------ Recorded information ------

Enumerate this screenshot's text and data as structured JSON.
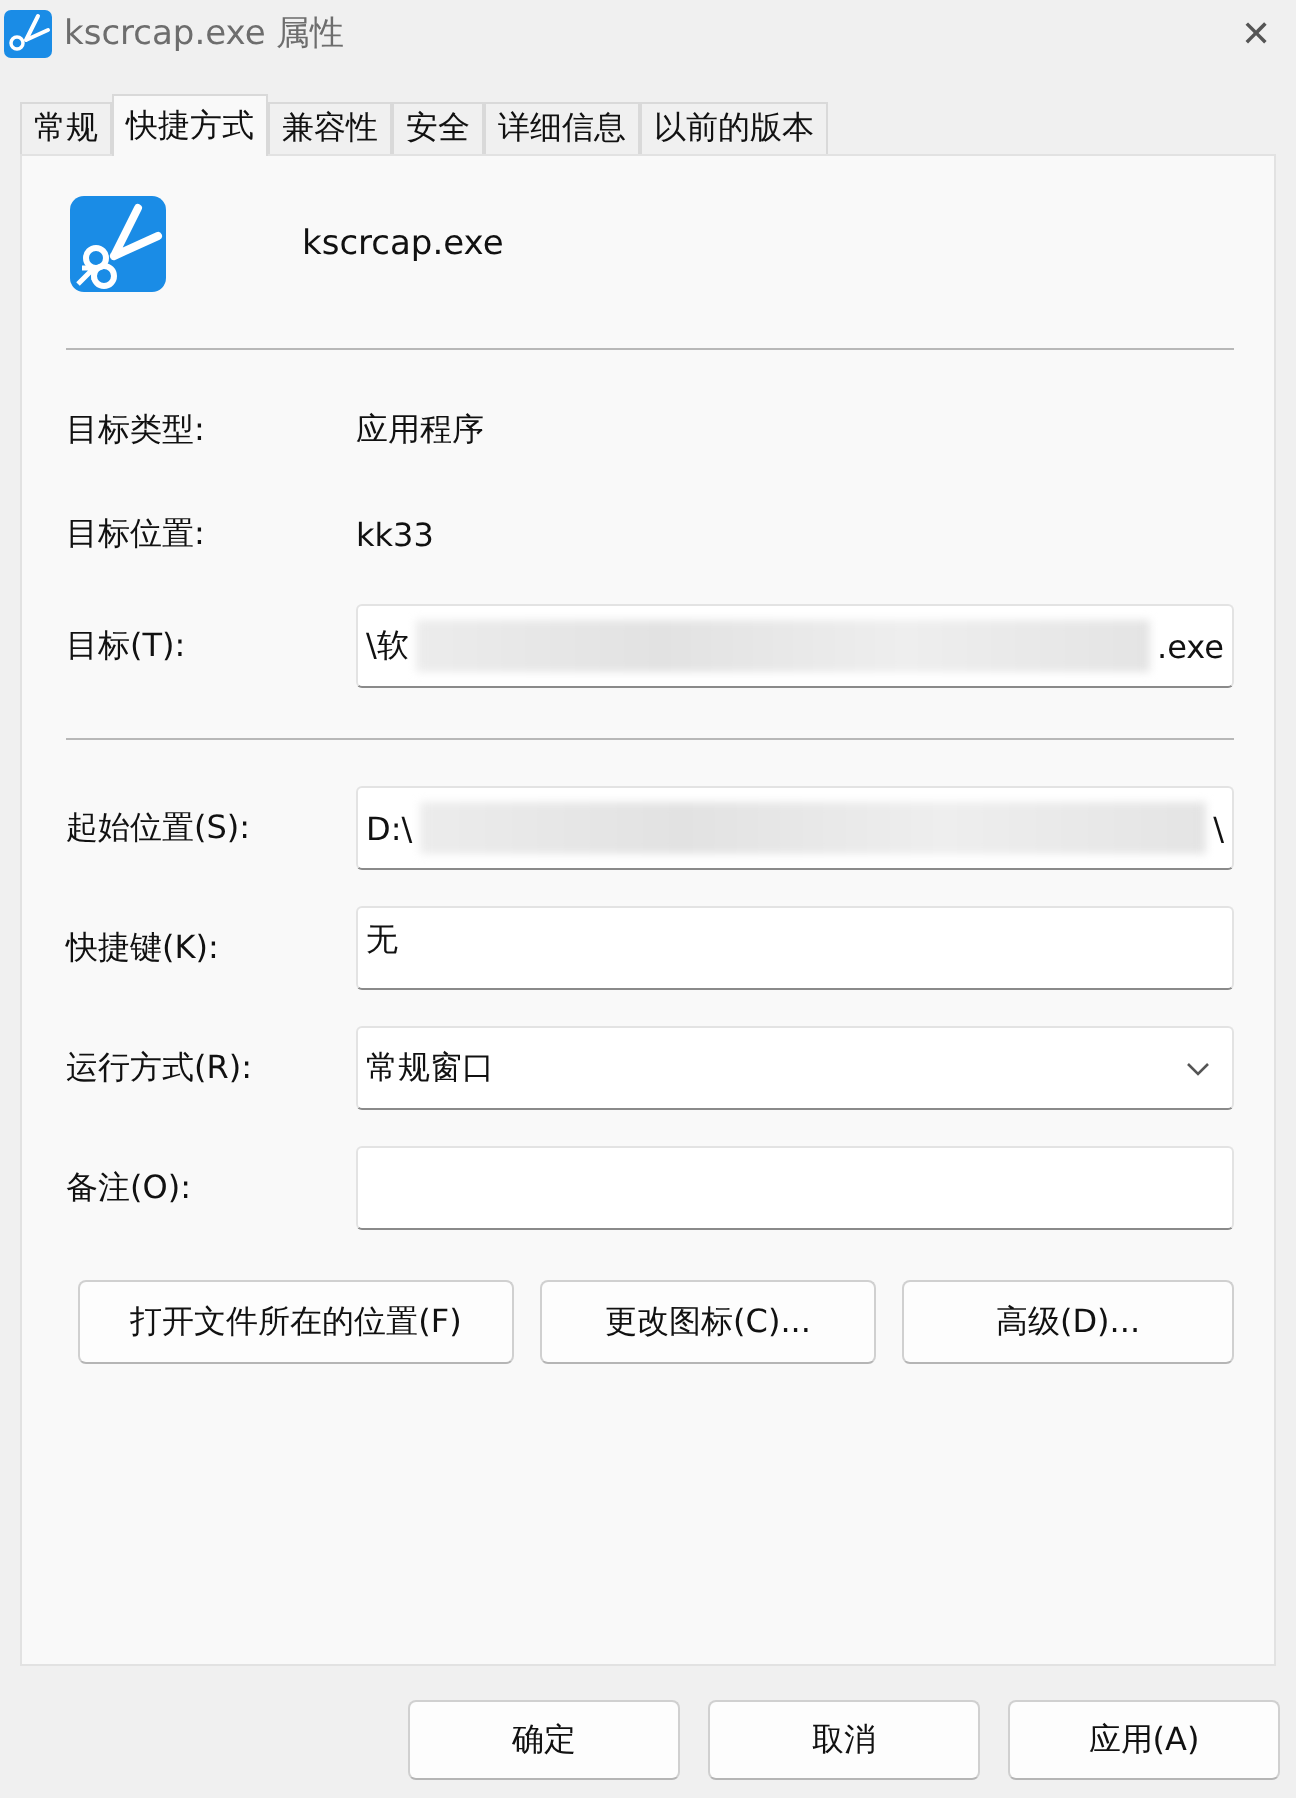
{
  "window": {
    "title": "kscrcap.exe 属性",
    "close": "✕"
  },
  "tabs": [
    {
      "label": "常规",
      "selected": false
    },
    {
      "label": "快捷方式",
      "selected": true
    },
    {
      "label": "兼容性",
      "selected": false
    },
    {
      "label": "安全",
      "selected": false
    },
    {
      "label": "详细信息",
      "selected": false
    },
    {
      "label": "以前的版本",
      "selected": false
    }
  ],
  "file_name": "kscrcap.exe",
  "info": [
    {
      "label": "目标类型:",
      "value": "应用程序"
    },
    {
      "label": "目标位置:",
      "value": "kk33"
    }
  ],
  "target": {
    "label": "目标(T):",
    "prefix": "\\软",
    "suffix": ".exe"
  },
  "fields": [
    {
      "kind": "redacted",
      "label": "起始位置(S):",
      "prefix": "D:\\",
      "suffix": "\\"
    },
    {
      "kind": "text",
      "label": "快捷键(K):",
      "value": "无"
    },
    {
      "kind": "select",
      "label": "运行方式(R):",
      "value": "常规窗口"
    },
    {
      "kind": "text",
      "label": "备注(O):"
    }
  ],
  "actions": [
    "打开文件所在的位置(F)",
    "更改图标(C)...",
    "高级(D)..."
  ],
  "buttons": [
    {
      "label": "确定",
      "disabled": false
    },
    {
      "label": "取消",
      "disabled": false
    },
    {
      "label": "应用(A)",
      "disabled": false
    }
  ]
}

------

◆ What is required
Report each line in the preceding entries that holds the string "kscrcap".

◆ Output for this task
    "title": "kscrcap.exe 属性",
  "file_name": "kscrcap.exe",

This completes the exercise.